A Beating Heartby Samantha Evans on 01/15/20
I joined the YMCA without truly comprehending that attending the Y meant returning to an exercise routine.
Night One: Zumba. Imagine any chick flick dancing scene and I was the character five steps behind everyone else, turning the wrong direction and nearly colliding with other participants.
Night Two: My daughters loved the Kid's Place so much, they asked if we could return. "But then I would have to exercise again," I told them. Thirty minutes later I checked them in to the Kid's Place and wandered up to a HIIT class. Ha ha.
I gained 30 pounds in 2019. No one blames me. Anyone in my circumstance likely would have found herself in the same situation. Nonetheless, I've discovered that jumping jacks, which I'd never classify as "fun" to begin with, are even less "fun" while holding an extra 30-lb. pack of flour.
Despite my out-of-shape-ness, I grinned like a fool throughout the entire class. The smile might have been evidence of strain or the circulating thought that the class instructor was insane. Or possibly, my mouth was stuck because every other muscle in my body was overloading my circuit board. You expect us to accomplish, what, exactly?
But also, I've not participated in group excersise classes for six years. I exercise so much more effectively when I can simply stroll into a room, accomplish--or attempt--the impossible feats an instructor poses and limp away at the end.
Especially now in this stage of life, six months after Clint's death, my thoughts hum like the static on a television. I used to have opinions and a brain. Now, I find myself struggling to accomplish simple tasks--like checking my voicemail. I finally dialed voicemail today (January 15): "You have 23 new messages. First message, December 17th." I cringed.
Another attribute of hardcore exercise that I appreciate is by pushing my body to the limit, all extraneous thoughts taper off, leaving only the impossible demands of my loca and locamotive instructor, a unique blend of drill segeant and encourager. The crummy consequence is that whenever I stop, or my body declares mutany (whichever comes first) life thoughts rush in as if the Federal Dam on the Hudson River exploded.
I laid on my back on the mat after reintroducing my abs to one another.
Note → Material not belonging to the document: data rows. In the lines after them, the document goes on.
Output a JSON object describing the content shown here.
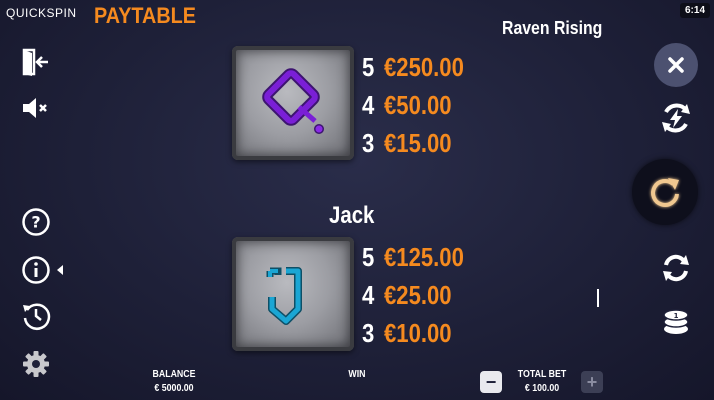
{
  "brand": "QUICKSPIN",
  "header": {
    "title": "PAYTABLE",
    "game_name": "Raven Rising",
    "time": "6:14"
  },
  "symbols": [
    {
      "name": "",
      "icon": "q-rune",
      "color": "#7a1fd6",
      "pays": [
        {
          "count": "5",
          "amount": "€250.00"
        },
        {
          "count": "4",
          "amount": "€50.00"
        },
        {
          "count": "3",
          "amount": "€15.00"
        }
      ]
    },
    {
      "name": "Jack",
      "icon": "j-rune",
      "color": "#1aa6d4",
      "pays": [
        {
          "count": "5",
          "amount": "€125.00"
        },
        {
          "count": "4",
          "amount": "€25.00"
        },
        {
          "count": "3",
          "amount": "€10.00"
        }
      ]
    }
  ],
  "footer": {
    "balance_label": "BALANCE",
    "balance_value": "€ 5000.00",
    "win_label": "WIN",
    "total_bet_label": "TOTAL BET",
    "total_bet_value": "€ 100.00",
    "decrease_label": "−",
    "increase_label": "+"
  },
  "colors": {
    "accent": "#f58a1f",
    "background": "#1e2038"
  },
  "left_controls": [
    "exit-icon",
    "sound-muted-icon",
    "help-icon",
    "info-icon",
    "history-icon",
    "settings-icon"
  ],
  "right_controls": [
    "close-icon",
    "turbo-icon",
    "spin-icon",
    "autoplay-icon",
    "bet-coins-icon"
  ]
}
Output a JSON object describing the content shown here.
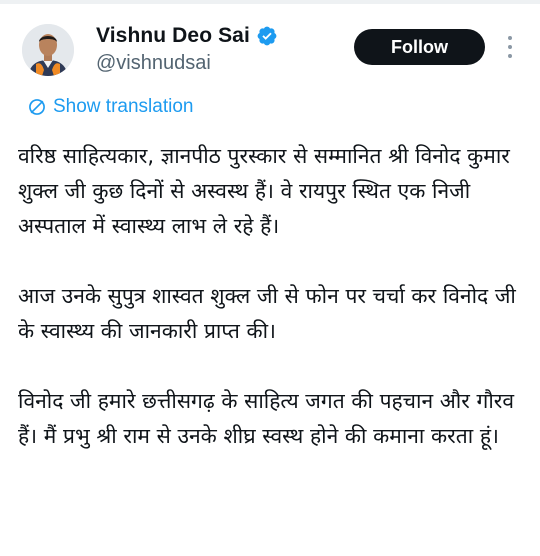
{
  "author": {
    "name": "Vishnu Deo Sai",
    "handle": "@vishnudsai",
    "verified": true,
    "avatar_icon": "user-avatar"
  },
  "actions": {
    "follow_label": "Follow",
    "more_icon": "more-vertical-icon"
  },
  "translation": {
    "label": "Show translation",
    "icon": "globe-icon"
  },
  "tweet": {
    "paragraphs": [
      "वरिष्ठ साहित्यकार, ज्ञानपीठ पुरस्कार से सम्मानित श्री विनोद कुमार शुक्ल जी कुछ दिनों से अस्वस्थ हैं। वे रायपुर स्थित एक निजी अस्पताल में स्वास्थ्य लाभ ले रहे हैं।",
      "आज उनके सुपुत्र शास्वत शुक्ल जी से फोन पर चर्चा कर विनोद जी के स्वास्थ्य की जानकारी प्राप्त की।",
      "विनोद जी हमारे छत्तीसगढ़ के साहित्य जगत की पहचान और गौरव हैं। मैं प्रभु श्री राम से उनके शीघ्र स्वस्थ होने की कमाना करता हूं।"
    ]
  },
  "colors": {
    "link": "#1d9bf0",
    "verified": "#1d9bf0",
    "button_bg": "#0f1419",
    "secondary_text": "#536471"
  }
}
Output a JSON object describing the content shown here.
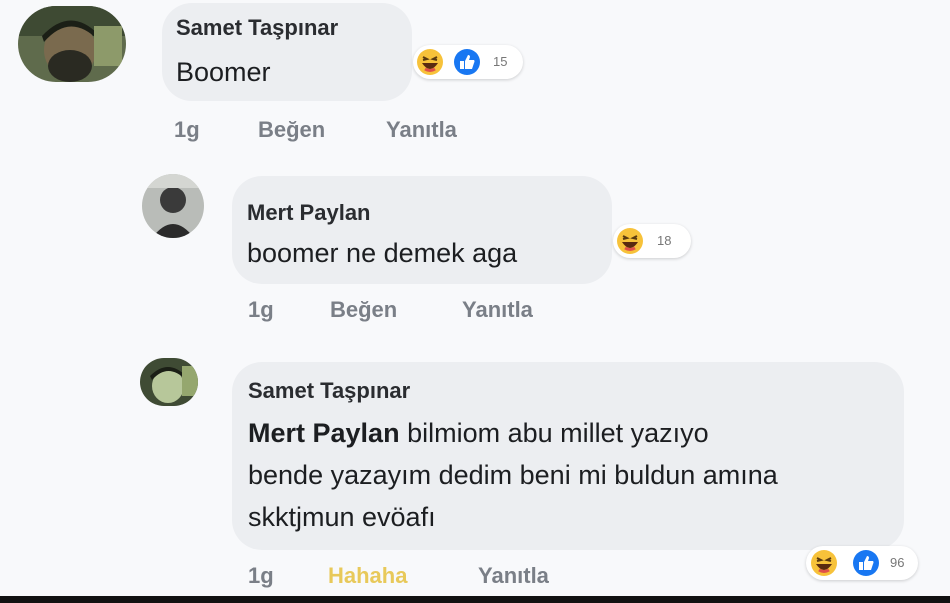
{
  "colors": {
    "bubble": "#eceef1",
    "like_blue": "#1877f2",
    "haha_yellow": "#f7c23a",
    "liked_label": "#e8c95a"
  },
  "comments": [
    {
      "author": "Samet Taşpınar",
      "text": "Boomer",
      "time": "1g",
      "like_label": "Beğen",
      "reply_label": "Yanıtla",
      "reactions": {
        "icons": [
          "haha-icon",
          "like-icon"
        ],
        "count": "15"
      }
    },
    {
      "author": "Mert Paylan",
      "text": "boomer ne demek aga",
      "time": "1g",
      "like_label": "Beğen",
      "reply_label": "Yanıtla",
      "reactions": {
        "icons": [
          "haha-icon"
        ],
        "count": "18"
      }
    },
    {
      "author": "Samet Taşpınar",
      "mention": "Mert Paylan",
      "text_line1": " bilmiom abu millet yazıyo",
      "text_line2": "bende yazayım dedim beni mi buldun amına",
      "text_line3": "skktjmun evöafı",
      "time": "1g",
      "like_label": "Hahaha",
      "reply_label": "Yanıtla",
      "reactions": {
        "icons": [
          "haha-icon",
          "like-icon"
        ],
        "count": "96"
      }
    }
  ]
}
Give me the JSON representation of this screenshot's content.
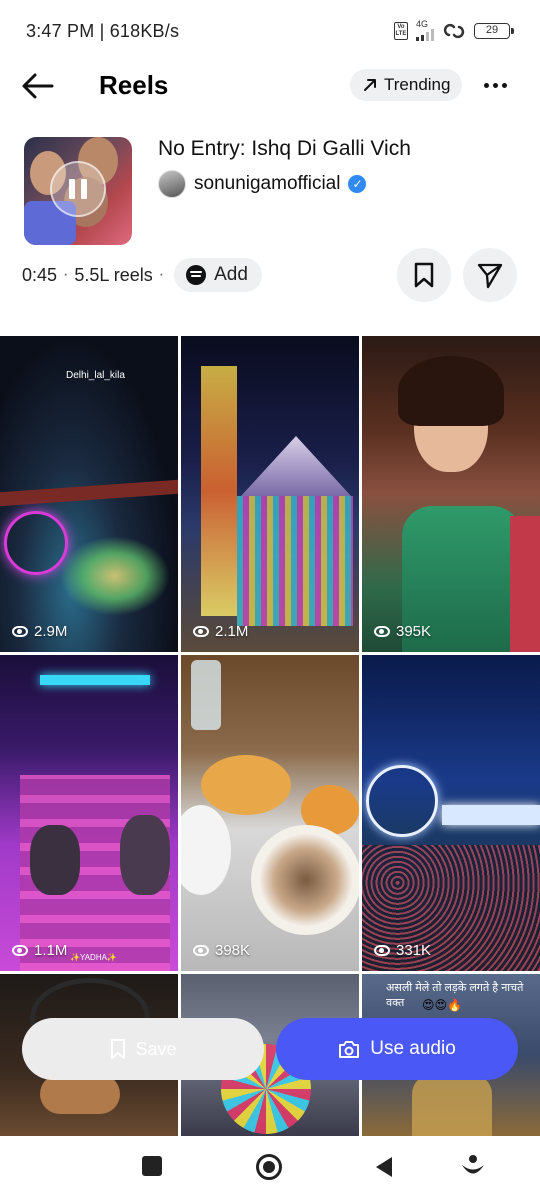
{
  "status_bar": {
    "time": "3:47 PM | 618KB/s",
    "volte": "Vo LTE",
    "network": "4G",
    "battery": "29"
  },
  "header": {
    "title": "Reels",
    "trending_label": "Trending"
  },
  "audio": {
    "title": "No Entry: Ishq Di Galli Vich",
    "artist": "sonunigamofficial",
    "verified": true,
    "duration": "0:45",
    "reels_count": "5.5L reels",
    "add_label": "Add"
  },
  "grid": {
    "tiles": [
      {
        "views": "2.9M",
        "caption": "Delhi_lal_kila"
      },
      {
        "views": "2.1M"
      },
      {
        "views": "395K"
      },
      {
        "views": "1.1M",
        "caption": "✨YADHA✨"
      },
      {
        "views": "398K"
      },
      {
        "views": "331K"
      },
      {
        "views": ""
      },
      {
        "views": ""
      },
      {
        "views": "",
        "caption": "असली मेले तो लड़के लगते है नाचते वक्त"
      }
    ]
  },
  "actions": {
    "save_label": "Save",
    "use_audio_label": "Use audio"
  },
  "colors": {
    "accent": "#4a58f5",
    "verified": "#2f8af5",
    "chip_bg": "#eef0f2"
  },
  "icons": [
    "back-arrow-icon",
    "trending-arrow-icon",
    "more-icon",
    "pause-icon",
    "spotify-icon",
    "bookmark-icon",
    "send-icon",
    "eye-icon",
    "camera-icon",
    "recents-icon",
    "home-icon",
    "back-icon",
    "assistant-icon"
  ]
}
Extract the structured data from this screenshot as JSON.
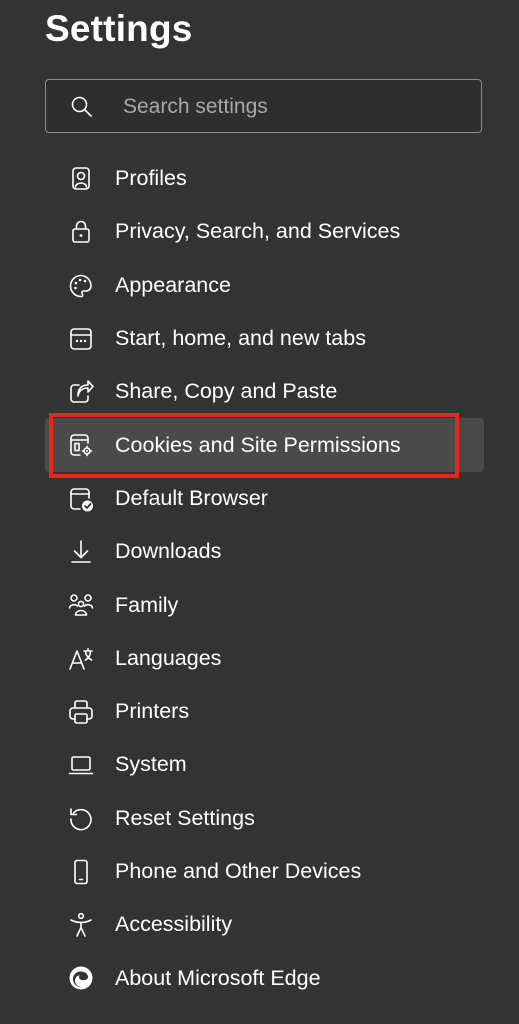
{
  "page": {
    "title": "Settings"
  },
  "search": {
    "placeholder": "Search settings"
  },
  "nav": {
    "items": [
      {
        "label": "Profiles",
        "icon": "profile-icon"
      },
      {
        "label": "Privacy, Search, and Services",
        "icon": "lock-icon"
      },
      {
        "label": "Appearance",
        "icon": "palette-icon"
      },
      {
        "label": "Start, home, and new tabs",
        "icon": "start-page-icon"
      },
      {
        "label": "Share, Copy and Paste",
        "icon": "share-icon"
      },
      {
        "label": "Cookies and Site Permissions",
        "icon": "site-permissions-icon",
        "selected": true
      },
      {
        "label": "Default Browser",
        "icon": "default-browser-icon"
      },
      {
        "label": "Downloads",
        "icon": "download-icon"
      },
      {
        "label": "Family",
        "icon": "family-icon"
      },
      {
        "label": "Languages",
        "icon": "languages-icon"
      },
      {
        "label": "Printers",
        "icon": "printer-icon"
      },
      {
        "label": "System",
        "icon": "laptop-icon"
      },
      {
        "label": "Reset Settings",
        "icon": "reset-icon"
      },
      {
        "label": "Phone and Other Devices",
        "icon": "phone-icon"
      },
      {
        "label": "Accessibility",
        "icon": "accessibility-icon"
      },
      {
        "label": "About Microsoft Edge",
        "icon": "edge-logo-icon"
      }
    ]
  },
  "colors": {
    "background": "#333333",
    "selected": "#4a4a4a",
    "highlight": "#e8261a",
    "text": "#ffffff"
  }
}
My heart pounded, pounded, pounded. The endorphine high had not yet HIIT my sysytem. I felt slightly nauseous after pushing my body to the brink. I pressed my palm into my thundering sternum, feeling my jumping jack pulse--and then the thoughts.
No, no no, no, no.
But it was too late. The memory invaded and latched on.
I stared at my husband's sleeping form. Discomfort pinched his eyebrows together, even in sleep. His too-loud voice, which filled any space he occupied had vanished weeks prior and silence swelled between us. "I'll miss you," I whispered. "I love you." I pressed my hand into his sternum, searching for the tired ventricular rhythm. Slower. More difficult to feel today than yesterday. I closed my eyes and wept. And I prayed for my husband's heart to fail.
Tears mingled with the sweat on my forehead. I held my hand to my heart once more and lingered on the implications of a beating heart. Responsibilities. The responsibility to live.
I "jumped" up from the mat. In actuality, I rolled onto creaking, protesting knees and lumbered to my feet. The concentration required to stand after a grueling workout swept into my mind's forefront. I grabbed my gear and headed down the stairs toward the Kid's Place to retrieve my beautiful, energietic responsibilites.
Spiritually, I am lying on my back, muscles protesting, heart-drumming. God and I have a quiet understanding at present. As my fitness instructor. He's in the room near me, but knows it best to leave me "alone." Despite the silence we find ourselves in, God's word still reaches the fragile places within me. His love resonates with my beating heart and refreshes me with hope and longing for communion with Him.